Each line of the records that holds "image" should be shown in full.

Record extracts –
────────

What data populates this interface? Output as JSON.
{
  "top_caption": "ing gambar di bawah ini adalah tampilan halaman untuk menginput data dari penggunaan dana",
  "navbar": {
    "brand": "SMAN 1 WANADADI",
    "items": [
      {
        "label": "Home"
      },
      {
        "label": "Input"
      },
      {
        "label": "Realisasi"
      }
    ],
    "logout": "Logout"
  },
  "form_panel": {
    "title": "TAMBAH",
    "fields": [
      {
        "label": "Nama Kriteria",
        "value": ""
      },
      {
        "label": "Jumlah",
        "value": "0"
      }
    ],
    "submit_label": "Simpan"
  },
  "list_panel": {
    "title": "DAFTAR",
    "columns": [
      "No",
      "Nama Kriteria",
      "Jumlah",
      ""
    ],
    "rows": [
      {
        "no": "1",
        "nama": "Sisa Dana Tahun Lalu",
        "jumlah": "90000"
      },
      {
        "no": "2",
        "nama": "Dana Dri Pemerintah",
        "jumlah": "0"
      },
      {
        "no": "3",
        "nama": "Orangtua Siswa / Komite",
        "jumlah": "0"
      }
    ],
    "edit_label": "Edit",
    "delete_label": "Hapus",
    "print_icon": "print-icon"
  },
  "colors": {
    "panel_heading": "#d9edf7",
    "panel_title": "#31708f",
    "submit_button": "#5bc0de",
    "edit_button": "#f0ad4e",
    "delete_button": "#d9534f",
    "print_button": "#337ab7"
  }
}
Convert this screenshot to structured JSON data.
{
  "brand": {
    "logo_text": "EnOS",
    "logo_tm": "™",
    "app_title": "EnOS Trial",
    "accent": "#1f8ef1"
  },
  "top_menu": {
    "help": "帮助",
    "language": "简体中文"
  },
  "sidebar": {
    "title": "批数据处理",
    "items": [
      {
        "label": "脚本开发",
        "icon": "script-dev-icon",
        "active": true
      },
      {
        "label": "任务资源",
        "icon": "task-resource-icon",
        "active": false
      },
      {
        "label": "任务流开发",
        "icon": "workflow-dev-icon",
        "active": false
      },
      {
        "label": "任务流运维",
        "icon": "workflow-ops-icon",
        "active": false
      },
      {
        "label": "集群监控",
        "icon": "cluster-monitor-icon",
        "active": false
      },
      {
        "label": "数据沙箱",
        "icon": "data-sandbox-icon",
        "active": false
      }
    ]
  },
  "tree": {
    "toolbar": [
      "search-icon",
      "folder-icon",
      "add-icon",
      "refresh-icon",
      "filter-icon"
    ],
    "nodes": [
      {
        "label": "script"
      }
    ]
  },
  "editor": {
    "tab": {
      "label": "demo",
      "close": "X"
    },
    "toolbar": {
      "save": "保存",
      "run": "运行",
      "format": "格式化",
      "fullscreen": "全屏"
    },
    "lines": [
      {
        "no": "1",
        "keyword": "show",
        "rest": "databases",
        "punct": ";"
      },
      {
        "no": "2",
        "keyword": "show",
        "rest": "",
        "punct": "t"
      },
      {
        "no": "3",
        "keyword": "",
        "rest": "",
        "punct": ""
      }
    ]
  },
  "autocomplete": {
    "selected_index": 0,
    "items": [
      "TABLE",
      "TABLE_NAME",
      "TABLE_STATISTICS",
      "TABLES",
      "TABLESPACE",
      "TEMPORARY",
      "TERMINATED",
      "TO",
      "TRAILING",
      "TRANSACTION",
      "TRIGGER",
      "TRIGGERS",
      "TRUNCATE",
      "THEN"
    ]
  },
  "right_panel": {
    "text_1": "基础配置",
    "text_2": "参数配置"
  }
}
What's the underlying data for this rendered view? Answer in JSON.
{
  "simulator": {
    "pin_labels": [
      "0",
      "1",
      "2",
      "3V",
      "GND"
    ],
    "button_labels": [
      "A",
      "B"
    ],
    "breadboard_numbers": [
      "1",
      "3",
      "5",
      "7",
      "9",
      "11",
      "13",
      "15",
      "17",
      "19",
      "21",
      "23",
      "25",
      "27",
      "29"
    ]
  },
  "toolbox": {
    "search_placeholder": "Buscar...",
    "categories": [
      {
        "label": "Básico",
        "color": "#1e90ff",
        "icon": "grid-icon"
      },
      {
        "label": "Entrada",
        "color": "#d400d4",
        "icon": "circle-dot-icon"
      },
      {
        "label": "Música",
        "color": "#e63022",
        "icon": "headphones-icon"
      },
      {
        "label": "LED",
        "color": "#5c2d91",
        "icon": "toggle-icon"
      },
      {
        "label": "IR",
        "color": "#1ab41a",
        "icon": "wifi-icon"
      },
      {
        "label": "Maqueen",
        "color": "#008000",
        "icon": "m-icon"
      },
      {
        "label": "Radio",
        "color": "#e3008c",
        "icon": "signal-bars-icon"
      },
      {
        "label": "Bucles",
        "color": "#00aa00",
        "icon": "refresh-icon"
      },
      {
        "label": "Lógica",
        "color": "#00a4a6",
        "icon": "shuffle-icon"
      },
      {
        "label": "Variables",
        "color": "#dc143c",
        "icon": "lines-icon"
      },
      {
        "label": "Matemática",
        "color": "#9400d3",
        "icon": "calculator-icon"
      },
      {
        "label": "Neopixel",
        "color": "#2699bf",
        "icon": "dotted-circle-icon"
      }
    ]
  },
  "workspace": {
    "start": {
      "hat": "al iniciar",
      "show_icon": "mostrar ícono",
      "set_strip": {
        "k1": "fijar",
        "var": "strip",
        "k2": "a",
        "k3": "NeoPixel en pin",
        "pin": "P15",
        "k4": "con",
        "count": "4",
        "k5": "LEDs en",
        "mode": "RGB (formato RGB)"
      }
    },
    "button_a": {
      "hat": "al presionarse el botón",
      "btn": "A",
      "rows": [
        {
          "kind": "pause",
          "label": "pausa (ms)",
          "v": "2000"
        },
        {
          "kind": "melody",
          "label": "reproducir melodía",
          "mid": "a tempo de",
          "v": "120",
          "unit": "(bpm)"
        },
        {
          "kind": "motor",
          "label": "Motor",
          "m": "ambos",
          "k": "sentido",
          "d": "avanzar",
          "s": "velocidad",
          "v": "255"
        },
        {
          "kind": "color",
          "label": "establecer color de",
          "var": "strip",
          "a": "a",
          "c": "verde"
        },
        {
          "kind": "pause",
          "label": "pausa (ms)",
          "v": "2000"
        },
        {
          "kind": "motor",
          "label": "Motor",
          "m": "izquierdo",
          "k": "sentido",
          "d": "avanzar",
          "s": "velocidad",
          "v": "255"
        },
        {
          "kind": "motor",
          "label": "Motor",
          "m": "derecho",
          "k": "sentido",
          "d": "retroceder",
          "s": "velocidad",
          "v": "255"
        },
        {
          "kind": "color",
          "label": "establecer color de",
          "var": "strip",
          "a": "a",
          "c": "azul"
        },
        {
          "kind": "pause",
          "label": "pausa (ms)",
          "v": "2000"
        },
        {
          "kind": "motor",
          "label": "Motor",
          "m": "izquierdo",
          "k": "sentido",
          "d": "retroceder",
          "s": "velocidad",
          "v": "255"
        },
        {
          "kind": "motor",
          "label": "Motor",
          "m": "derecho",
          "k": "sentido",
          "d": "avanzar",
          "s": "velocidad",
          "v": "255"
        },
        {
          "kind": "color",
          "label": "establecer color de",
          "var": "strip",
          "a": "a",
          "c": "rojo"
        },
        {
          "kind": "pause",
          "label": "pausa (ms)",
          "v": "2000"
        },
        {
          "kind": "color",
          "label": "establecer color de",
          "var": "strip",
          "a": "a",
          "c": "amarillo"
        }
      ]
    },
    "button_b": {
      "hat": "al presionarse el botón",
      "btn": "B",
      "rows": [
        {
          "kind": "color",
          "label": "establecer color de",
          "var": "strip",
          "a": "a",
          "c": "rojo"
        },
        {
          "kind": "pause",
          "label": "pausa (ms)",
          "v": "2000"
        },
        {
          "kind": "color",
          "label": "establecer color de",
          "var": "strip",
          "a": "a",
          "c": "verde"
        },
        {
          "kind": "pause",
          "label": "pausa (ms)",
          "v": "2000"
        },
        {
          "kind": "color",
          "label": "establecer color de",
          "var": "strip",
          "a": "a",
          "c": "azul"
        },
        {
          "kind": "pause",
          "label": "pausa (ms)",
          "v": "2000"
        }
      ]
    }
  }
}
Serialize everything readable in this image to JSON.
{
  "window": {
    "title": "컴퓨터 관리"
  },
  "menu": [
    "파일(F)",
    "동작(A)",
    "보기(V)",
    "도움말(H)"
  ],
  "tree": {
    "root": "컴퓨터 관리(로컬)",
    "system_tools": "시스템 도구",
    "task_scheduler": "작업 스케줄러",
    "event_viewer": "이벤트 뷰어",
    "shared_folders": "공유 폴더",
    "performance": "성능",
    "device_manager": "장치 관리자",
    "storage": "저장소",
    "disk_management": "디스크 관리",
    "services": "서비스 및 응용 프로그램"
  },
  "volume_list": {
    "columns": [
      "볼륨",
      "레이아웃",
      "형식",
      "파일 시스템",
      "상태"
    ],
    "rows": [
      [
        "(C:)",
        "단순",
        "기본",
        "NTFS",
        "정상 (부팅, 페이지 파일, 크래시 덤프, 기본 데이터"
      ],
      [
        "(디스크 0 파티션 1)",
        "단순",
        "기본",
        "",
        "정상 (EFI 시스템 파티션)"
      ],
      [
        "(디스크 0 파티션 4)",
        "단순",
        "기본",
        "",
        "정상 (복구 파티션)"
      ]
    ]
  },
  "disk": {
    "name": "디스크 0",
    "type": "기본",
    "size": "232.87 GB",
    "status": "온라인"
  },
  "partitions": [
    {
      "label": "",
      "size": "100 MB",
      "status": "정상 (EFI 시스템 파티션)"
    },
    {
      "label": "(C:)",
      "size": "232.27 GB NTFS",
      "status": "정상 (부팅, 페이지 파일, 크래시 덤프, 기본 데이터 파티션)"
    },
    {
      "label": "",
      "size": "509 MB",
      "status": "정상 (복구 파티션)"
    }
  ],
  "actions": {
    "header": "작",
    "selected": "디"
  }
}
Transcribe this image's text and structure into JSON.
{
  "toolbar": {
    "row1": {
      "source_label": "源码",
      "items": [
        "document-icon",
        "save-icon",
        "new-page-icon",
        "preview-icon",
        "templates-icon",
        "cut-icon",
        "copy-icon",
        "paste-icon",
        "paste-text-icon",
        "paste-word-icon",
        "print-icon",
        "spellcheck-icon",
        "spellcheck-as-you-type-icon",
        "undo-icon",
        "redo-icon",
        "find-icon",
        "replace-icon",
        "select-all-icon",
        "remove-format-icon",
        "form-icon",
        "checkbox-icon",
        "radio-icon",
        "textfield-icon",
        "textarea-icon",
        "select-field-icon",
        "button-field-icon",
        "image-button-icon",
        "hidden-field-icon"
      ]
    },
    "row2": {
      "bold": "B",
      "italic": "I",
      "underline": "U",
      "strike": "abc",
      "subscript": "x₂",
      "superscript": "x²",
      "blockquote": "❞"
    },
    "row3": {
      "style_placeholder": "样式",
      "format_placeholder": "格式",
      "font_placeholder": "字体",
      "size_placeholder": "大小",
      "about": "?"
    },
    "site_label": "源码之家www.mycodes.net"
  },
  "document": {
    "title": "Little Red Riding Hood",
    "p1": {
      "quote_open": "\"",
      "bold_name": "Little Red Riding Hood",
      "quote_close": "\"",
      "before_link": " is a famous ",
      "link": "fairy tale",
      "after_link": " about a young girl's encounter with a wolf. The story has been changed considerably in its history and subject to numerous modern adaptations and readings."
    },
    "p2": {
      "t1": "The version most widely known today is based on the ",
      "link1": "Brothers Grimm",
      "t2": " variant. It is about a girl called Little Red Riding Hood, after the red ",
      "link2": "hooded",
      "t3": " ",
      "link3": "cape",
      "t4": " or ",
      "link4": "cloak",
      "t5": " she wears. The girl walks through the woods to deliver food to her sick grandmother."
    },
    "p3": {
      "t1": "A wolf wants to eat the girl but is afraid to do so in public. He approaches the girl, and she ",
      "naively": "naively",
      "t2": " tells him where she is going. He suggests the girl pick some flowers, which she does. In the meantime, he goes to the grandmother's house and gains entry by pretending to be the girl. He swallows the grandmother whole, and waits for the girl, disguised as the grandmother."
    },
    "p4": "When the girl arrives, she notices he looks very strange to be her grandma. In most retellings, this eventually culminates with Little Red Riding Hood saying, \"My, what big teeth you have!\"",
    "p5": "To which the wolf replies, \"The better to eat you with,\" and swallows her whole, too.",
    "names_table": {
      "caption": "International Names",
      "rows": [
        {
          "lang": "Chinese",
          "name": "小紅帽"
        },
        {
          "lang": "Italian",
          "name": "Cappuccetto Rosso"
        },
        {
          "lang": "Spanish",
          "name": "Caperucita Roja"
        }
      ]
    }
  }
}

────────

Response area –
Serialize everything readable in this image to JSON.
Transcribe this image's text and structure into JSON.
        "image-button-icon",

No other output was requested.